[[ DATA FOR REVIEW open ]]

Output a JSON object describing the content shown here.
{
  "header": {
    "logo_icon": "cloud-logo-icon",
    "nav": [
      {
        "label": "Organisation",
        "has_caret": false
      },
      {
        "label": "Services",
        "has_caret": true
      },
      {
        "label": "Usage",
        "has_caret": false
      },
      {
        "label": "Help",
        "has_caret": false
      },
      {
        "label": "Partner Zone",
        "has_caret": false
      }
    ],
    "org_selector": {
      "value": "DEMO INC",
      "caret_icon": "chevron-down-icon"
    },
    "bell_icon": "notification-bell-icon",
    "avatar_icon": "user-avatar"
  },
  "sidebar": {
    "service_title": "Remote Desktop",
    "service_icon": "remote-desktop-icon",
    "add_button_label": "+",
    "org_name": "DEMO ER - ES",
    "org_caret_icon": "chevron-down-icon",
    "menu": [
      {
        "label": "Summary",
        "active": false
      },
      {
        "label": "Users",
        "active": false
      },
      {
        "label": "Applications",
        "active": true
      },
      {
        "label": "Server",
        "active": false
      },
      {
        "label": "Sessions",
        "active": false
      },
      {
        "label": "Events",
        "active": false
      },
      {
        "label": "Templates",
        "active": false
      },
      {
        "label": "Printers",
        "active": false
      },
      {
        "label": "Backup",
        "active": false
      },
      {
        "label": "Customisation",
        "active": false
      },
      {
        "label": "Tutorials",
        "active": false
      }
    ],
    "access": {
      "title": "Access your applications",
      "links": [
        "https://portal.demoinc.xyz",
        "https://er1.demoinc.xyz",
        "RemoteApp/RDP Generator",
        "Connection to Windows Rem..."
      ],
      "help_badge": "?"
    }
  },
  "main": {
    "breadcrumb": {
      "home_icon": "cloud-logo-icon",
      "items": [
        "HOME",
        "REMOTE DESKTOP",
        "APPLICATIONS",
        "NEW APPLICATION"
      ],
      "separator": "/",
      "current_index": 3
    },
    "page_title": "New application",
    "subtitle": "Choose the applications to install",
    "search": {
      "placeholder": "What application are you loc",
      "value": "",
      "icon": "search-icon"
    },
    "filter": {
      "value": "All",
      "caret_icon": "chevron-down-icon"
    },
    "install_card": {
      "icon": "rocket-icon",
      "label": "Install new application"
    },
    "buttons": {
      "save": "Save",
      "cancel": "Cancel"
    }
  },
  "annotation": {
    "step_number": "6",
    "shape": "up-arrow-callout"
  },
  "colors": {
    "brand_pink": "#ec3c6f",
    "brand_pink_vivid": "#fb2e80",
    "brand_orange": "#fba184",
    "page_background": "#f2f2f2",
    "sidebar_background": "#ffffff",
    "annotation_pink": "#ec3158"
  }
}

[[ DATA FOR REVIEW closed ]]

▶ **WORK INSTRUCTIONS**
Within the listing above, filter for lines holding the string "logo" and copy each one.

▶ **EXERCISE ANSWER**
    "logo_icon": "cloud-logo-icon",
      "home_icon": "cloud-logo-icon",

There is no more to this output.